In this letter I find myself recommending policies that not that long ago would have been extraordinarily distasteful to me. Yet, unless we pursue them, our economy will truly be turned upside down. I fully recognize these things have a cost. But the cost of inaction is much higher.
My theme today is on the pandemic’s future economic impact, especially in the United States.
The unintended consequences from recent Fed “policy” changes, not to mention those initiated in prior decades, have been at the very epicenter of some of the national problems we have. The Fed would vigorously deny this course, but the results are plain for all to see.
We’ll be okay, but we’ll have problems first. Both can be true; the difference is in the timing. It’s important to keep this straight in our minds. Extreme things can happen, for either good or bad, but they don’t last forever. We have to maintain mental balance between the extremes.
This depression/recession is unlike any we have experienced. Parts of our economy are doing well, parts are in recession, and a significant portion is already in a depression. As government guarantees wane in the future, more and more companies and people will slip into the depression category.
Today we will explore what some smart minds are saying about the current economic environment. I'll also aim to help you navigate through its complexity.
As I file this letter Friday morning, people are reacting to the July jobs report. My own reaction: The headline report is absurd.
Big things have been brewing in Europe. The same continent that two years ago I said was going through “monetary drug withdrawal,” is now set to outpace US growth by a wide margin. And US growth, which had led the world for years, now looks likely to lag it.
We’ll start with a dozen or so charts showing the market is either very highly valued, or extremely overvalued, or merely stretched. But in general, you will see markets are indeed at the upper end of historical valuations. Then we’ll consider some reasons why this is so, and why stocks could even go higher.
Politicians love saying small businesses are important to the economy. In this case, it isn’t just rhetoric. The millions of little companies with a handful of workers are, collectively, more important than the few hundred large enterprises we see in the news.
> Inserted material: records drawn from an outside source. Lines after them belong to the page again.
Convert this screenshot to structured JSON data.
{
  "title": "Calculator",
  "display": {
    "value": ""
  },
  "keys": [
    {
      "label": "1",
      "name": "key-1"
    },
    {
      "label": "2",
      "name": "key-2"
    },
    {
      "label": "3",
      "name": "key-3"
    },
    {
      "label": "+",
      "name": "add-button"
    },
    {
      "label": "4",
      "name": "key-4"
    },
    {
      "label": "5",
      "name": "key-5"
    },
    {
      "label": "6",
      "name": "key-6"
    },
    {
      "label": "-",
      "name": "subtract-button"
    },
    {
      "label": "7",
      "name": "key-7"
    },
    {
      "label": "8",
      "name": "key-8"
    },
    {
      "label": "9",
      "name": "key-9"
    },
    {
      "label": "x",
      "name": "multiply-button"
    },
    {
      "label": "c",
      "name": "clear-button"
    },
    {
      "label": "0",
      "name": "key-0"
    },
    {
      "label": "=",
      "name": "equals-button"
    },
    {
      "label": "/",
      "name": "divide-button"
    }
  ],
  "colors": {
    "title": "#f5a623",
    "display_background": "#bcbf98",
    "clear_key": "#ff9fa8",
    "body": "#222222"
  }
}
Today we’ll look at the data, including some non-government sources. As you will see, millions of workers will stumble through this period, and they may be the lucky ones.
I read The Black Swan shortly after it came out. The financial crisis and Great Recession were brewing, and I was already beginning to predict a recession. We sensed something big was coming but didn’t know the details. Rereading my September 2007 review of Taleb’s book is an eerie glimpse into the past. It’s also a good reminder that more big events lie ahead.
In short, a demand-driven recession can’t end until demand returns. It doesn’t necessarily need to be the same kind of demand. Indeed, it probably won’t be. But something must restore consumer spending. A lot of entrepreneurs are spending late nights (and days) trying to figure out how to restore consumer spending.
Today I’ll defy the proverb, consider what we know and don’t know, and try to tell you where I think we’re going. In the long run (after The Great Reset in the late 2020s), I still foresee a wonderful new world. But we have to get there first.
In their effort to improve things/prevent pain, Fed officials past and present financialized the economy. That, along with more unintended consequences from government debt and regulatory interventions (all well-intentioned, you understand) brought us to where we are today. We can’t walk it back without a great deal of pain no one wants to take, including your humble analyst.
Today, we’re going to look at some actual data, both medical and economic. Spoiler alert: The unintended consequences of our response may be more threatening than the actual virus, unless we begin changing some things soon.